┌─ Supplied data
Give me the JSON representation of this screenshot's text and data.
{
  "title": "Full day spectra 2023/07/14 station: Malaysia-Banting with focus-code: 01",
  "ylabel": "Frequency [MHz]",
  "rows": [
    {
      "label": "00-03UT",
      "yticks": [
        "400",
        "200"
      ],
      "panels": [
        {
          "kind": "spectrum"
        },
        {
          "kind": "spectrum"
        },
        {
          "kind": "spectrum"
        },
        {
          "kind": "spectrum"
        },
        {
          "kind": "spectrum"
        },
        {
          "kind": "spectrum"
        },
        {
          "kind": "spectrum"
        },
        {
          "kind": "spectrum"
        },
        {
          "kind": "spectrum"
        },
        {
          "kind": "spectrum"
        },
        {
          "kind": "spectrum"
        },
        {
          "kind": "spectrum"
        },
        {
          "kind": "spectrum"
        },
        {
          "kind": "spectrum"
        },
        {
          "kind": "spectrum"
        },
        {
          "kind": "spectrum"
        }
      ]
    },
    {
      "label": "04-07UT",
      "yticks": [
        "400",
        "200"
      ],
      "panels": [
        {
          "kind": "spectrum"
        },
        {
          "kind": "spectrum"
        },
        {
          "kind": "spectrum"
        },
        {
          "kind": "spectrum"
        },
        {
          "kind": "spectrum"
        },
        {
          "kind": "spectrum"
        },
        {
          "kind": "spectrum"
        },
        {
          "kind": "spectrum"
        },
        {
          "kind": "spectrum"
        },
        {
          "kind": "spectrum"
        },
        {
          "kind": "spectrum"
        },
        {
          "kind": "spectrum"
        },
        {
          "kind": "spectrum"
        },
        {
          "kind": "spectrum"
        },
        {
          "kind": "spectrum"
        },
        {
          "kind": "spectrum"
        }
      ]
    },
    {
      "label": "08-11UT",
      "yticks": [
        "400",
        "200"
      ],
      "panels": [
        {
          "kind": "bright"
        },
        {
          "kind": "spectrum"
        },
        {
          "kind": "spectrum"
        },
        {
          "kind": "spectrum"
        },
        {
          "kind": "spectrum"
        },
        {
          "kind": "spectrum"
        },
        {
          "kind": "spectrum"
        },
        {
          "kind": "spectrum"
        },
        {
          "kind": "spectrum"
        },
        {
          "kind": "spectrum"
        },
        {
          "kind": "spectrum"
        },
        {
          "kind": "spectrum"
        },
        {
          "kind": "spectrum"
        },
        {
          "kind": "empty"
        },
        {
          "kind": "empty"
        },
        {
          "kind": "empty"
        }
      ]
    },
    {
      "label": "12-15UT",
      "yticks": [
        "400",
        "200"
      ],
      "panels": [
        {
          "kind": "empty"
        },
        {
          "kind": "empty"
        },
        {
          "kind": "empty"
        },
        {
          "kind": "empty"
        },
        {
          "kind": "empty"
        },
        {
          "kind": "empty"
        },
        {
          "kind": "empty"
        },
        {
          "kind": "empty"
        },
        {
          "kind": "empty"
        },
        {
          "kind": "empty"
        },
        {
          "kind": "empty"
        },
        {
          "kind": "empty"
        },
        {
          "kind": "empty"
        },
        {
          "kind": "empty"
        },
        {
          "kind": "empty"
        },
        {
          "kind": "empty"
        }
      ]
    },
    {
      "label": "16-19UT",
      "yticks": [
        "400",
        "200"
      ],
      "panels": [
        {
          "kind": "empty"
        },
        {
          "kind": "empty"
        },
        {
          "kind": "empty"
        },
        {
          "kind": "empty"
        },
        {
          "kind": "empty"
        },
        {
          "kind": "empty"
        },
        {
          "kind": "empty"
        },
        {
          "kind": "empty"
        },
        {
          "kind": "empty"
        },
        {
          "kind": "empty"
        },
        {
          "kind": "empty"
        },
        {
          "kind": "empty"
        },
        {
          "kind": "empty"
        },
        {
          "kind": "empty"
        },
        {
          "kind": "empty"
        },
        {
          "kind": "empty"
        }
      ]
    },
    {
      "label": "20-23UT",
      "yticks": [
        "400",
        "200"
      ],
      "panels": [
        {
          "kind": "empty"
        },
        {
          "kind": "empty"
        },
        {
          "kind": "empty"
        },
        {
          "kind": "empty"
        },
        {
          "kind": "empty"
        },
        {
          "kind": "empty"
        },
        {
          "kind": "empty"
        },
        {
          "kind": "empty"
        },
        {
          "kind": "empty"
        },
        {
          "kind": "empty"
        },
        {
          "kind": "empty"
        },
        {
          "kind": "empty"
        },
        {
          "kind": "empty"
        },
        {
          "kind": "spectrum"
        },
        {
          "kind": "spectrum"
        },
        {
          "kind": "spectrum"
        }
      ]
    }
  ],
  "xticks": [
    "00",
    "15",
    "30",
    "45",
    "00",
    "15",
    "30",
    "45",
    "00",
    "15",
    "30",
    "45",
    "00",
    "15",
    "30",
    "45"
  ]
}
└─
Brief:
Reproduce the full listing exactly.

Task result:
Give me the JSON representation of this screenshot's text and data.
{
  "title": "Full day spectra 2023/07/14 station: Malaysia-Banting with focus-code: 01",
  "ylabel": "Frequency [MHz]",
  "rows": [
    {
      "label": "00-03UT",
      "yticks": [
        "400",
        "200"
      ],
      "panels": [
        {
          "kind": "spectrum"
        },
        {
          "kind": "spectrum"
        },
        {
          "kind": "spectrum"
        },
        {
          "kind": "spectrum"
        },
        {
          "kind": "spectrum"
        },
        {
          "kind": "spectrum"
        },
        {
          "kind": "spectrum"
        },
        {
          "kind": "spectrum"
        },
        {
          "kind": "spectrum"
        },
        {
          "kind": "spectrum"
        },
        {
          "kind": "spectrum"
        },
        {
          "kind": "spectrum"
        },
        {
          "kind": "spectrum"
        },
        {
          "kind": "spectrum"
        },
        {
          "kind": "spectrum"
        },
        {
          "kind": "spectrum"
        }
      ]
    },
    {
      "label": "04-07UT",
      "yticks": [
        "400",
        "200"
      ],
      "panels": [
        {
          "kind": "spectrum"
        },
        {
          "kind": "spectrum"
        },
        {
          "kind": "spectrum"
        },
        {
          "kind": "spectrum"
        },
        {
          "kind": "spectrum"
        },
        {
          "kind": "spectrum"
        },
        {
          "kind": "spectrum"
        },
        {
          "kind": "spectrum"
        },
        {
          "kind": "spectrum"
        },
        {
          "kind": "spectrum"
        },
        {
          "kind": "spectrum"
        },
        {
          "kind": "spectrum"
        },
        {
          "kind": "spectrum"
        },
        {
          "kind": "spectrum"
        },
        {
          "kind": "spectrum"
        },
        {
          "kind": "spectrum"
        }
      ]
    },
    {
      "label": "08-11UT",
      "yticks": [
        "400",
        "200"
      ],
      "panels": [
        {
          "kind": "bright"
        },
        {
          "kind": "spectrum"
        },
        {
          "kind": "spectrum"
        },
        {
          "kind": "spectrum"
        },
        {
          "kind": "spectrum"
        },
        {
          "kind": "spectrum"
        },
        {
          "kind": "spectrum"
        },
        {
          "kind": "spectrum"
        },
        {
          "kind": "spectrum"
        },
        {
          "kind": "spectrum"
        },
        {
          "kind": "spectrum"
        },
        {
          "kind": "spectrum"
        },
        {
          "kind": "spectrum"
        },
        {
          "kind": "empty"
        },
        {
          "kind": "empty"
        },
        {
          "kind": "empty"
        }
      ]
    },
    {
      "label": "12-15UT",
      "yticks": [
        "400",
        "200"
      ],
      "panels": [
        {
          "kind": "empty"
        },
        {
          "kind": "empty"
        },
        {
          "kind": "empty"
        },
        {
          "kind": "empty"
        },
        {
          "kind": "empty"
        },
        {
          "kind": "empty"
        },
        {
          "kind": "empty"
        },
        {
          "kind": "empty"
        },
        {
          "kind": "empty"
        },
        {
          "kind": "empty"
        },
        {
          "kind": "empty"
        },
        {
          "kind": "empty"
        },
        {
          "kind": "empty"
        },
        {
          "kind": "empty"
        },
        {
          "kind": "empty"
        },
        {
          "kind": "empty"
        }
      ]
    },
    {
      "label": "16-19UT",
      "yticks": [
        "400",
        "200"
      ],
      "panels": [
        {
          "kind": "empty"
        },
        {
          "kind": "empty"
        },
        {
          "kind": "empty"
        },
        {
          "kind": "empty"
        },
        {
          "kind": "empty"
        },
        {
          "kind": "empty"
        },
        {
          "kind": "empty"
        },
        {
          "kind": "empty"
        },
        {
          "kind": "empty"
        },
        {
          "kind": "empty"
        },
        {
          "kind": "empty"
        },
        {
          "kind": "empty"
        },
        {
          "kind": "empty"
        },
        {
          "kind": "empty"
        },
        {
          "kind": "empty"
        },
        {
          "kind": "empty"
        }
      ]
    },
    {
      "label": "20-23UT",
      "yticks": [
        "400",
        "200"
      ],
      "panels": [
        {
          "kind": "empty"
        },
        {
          "kind": "empty"
        },
        {
          "kind": "empty"
        },
        {
          "kind": "empty"
        },
        {
          "kind": "empty"
        },
        {
          "kind": "empty"
        },
        {
          "kind": "empty"
        },
        {
          "kind": "empty"
        },
        {
          "kind": "empty"
        },
        {
          "kind": "empty"
        },
        {
          "kind": "empty"
        },
        {
          "kind": "empty"
        },
        {
          "kind": "empty"
        },
        {
          "kind": "spectrum"
        },
        {
          "kind": "spectrum"
        },
        {
          "kind": "spectrum"
        }
      ]
    }
  ],
  "xticks": [
    "00",
    "15",
    "30",
    "45",
    "00",
    "15",
    "30",
    "45",
    "00",
    "15",
    "30",
    "45",
    "00",
    "15",
    "30",
    "45"
  ]
}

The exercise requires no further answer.